> REQUIREMENT
Write out all of the data again, exactly as it reads.

> INFORMATION GIVEN
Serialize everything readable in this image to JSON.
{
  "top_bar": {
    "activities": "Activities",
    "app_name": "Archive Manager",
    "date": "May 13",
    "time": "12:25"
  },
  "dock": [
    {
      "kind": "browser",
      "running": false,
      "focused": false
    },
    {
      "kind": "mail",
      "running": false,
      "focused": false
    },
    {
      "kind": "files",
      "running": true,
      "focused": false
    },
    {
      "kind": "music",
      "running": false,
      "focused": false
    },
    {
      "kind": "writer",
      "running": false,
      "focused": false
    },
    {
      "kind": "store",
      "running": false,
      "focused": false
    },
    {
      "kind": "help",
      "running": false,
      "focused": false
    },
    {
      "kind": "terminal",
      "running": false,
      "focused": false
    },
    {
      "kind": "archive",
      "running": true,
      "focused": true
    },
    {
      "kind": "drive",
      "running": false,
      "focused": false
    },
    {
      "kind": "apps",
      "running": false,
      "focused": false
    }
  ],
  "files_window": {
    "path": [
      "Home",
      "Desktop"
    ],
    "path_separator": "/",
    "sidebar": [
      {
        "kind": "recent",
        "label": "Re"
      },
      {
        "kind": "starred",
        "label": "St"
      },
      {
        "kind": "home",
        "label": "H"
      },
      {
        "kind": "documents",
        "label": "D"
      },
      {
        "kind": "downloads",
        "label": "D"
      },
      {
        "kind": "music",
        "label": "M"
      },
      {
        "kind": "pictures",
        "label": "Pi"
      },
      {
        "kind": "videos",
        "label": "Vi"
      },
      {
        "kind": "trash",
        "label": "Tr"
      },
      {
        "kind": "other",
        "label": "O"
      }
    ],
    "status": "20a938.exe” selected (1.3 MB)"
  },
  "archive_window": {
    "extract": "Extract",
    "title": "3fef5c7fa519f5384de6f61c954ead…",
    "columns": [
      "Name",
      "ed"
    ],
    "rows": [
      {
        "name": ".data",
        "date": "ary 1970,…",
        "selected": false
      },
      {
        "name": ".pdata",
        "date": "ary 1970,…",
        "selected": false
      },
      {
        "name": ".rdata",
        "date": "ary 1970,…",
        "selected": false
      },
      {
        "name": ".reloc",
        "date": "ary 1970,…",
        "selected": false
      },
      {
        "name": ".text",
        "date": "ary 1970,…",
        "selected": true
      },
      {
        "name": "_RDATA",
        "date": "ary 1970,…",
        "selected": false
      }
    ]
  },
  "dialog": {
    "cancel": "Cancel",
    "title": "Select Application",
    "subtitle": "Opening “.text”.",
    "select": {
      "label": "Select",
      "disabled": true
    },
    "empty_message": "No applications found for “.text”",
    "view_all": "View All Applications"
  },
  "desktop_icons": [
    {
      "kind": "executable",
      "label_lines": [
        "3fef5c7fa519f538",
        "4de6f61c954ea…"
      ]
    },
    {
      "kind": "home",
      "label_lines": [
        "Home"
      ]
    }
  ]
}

> SOLUTION BELOW
Serialize everything readable in this image to JSON.
{
  "top_bar": {
    "activities": "Activities",
    "app_name": "Archive Manager",
    "date": "May 13",
    "time": "12:25"
  },
  "dock": [
    {
      "kind": "browser",
      "running": false,
      "focused": false
    },
    {
      "kind": "mail",
      "running": false,
      "focused": false
    },
    {
      "kind": "files",
      "running": true,
      "focused": false
    },
    {
      "kind": "music",
      "running": false,
      "focused": false
    },
    {
      "kind": "writer",
      "running": false,
      "focused": false
    },
    {
      "kind": "store",
      "running": false,
      "focused": false
    },
    {
      "kind": "help",
      "running": false,
      "focused": false
    },
    {
      "kind": "terminal",
      "running": false,
      "focused": false
    },
    {
      "kind": "archive",
      "running": true,
      "focused": true
    },
    {
      "kind": "drive",
      "running": false,
      "focused": false
    },
    {
      "kind": "apps",
      "running": false,
      "focused": false
    }
  ],
  "files_window": {
    "path": [
      "Home",
      "Desktop"
    ],
    "path_separator": "/",
    "sidebar": [
      {
        "kind": "recent",
        "label": "Re"
      },
      {
        "kind": "starred",
        "label": "St"
      },
      {
        "kind": "home",
        "label": "H"
      },
      {
        "kind": "documents",
        "label": "D"
      },
      {
        "kind": "downloads",
        "label": "D"
      },
      {
        "kind": "music",
        "label": "M"
      },
      {
        "kind": "pictures",
        "label": "Pi"
      },
      {
        "kind": "videos",
        "label": "Vi"
      },
      {
        "kind": "trash",
        "label": "Tr"
      },
      {
        "kind": "other",
        "label": "O"
      }
    ],
    "status": "20a938.exe” selected (1.3 MB)"
  },
  "archive_window": {
    "extract": "Extract",
    "title": "3fef5c7fa519f5384de6f61c954ead…",
    "columns": [
      "Name",
      "ed"
    ],
    "rows": [
      {
        "name": ".data",
        "date": "ary 1970,…",
        "selected": false
      },
      {
        "name": ".pdata",
        "date": "ary 1970,…",
        "selected": false
      },
      {
        "name": ".rdata",
        "date": "ary 1970,…",
        "selected": false
      },
      {
        "name": ".reloc",
        "date": "ary 1970,…",
        "selected": false
      },
      {
        "name": ".text",
        "date": "ary 1970,…",
        "selected": true
      },
      {
        "name": "_RDATA",
        "date": "ary 1970,…",
        "selected": false
      }
    ]
  },
  "dialog": {
    "cancel": "Cancel",
    "title": "Select Application",
    "subtitle": "Opening “.text”.",
    "select": {
      "label": "Select",
      "disabled": true
    },
    "empty_message": "No applications found for “.text”",
    "view_all": "View All Applications"
  },
  "desktop_icons": [
    {
      "kind": "executable",
      "label_lines": [
        "3fef5c7fa519f538",
        "4de6f61c954ea…"
      ]
    },
    {
      "kind": "home",
      "label_lines": [
        "Home"
      ]
    }
  ]
}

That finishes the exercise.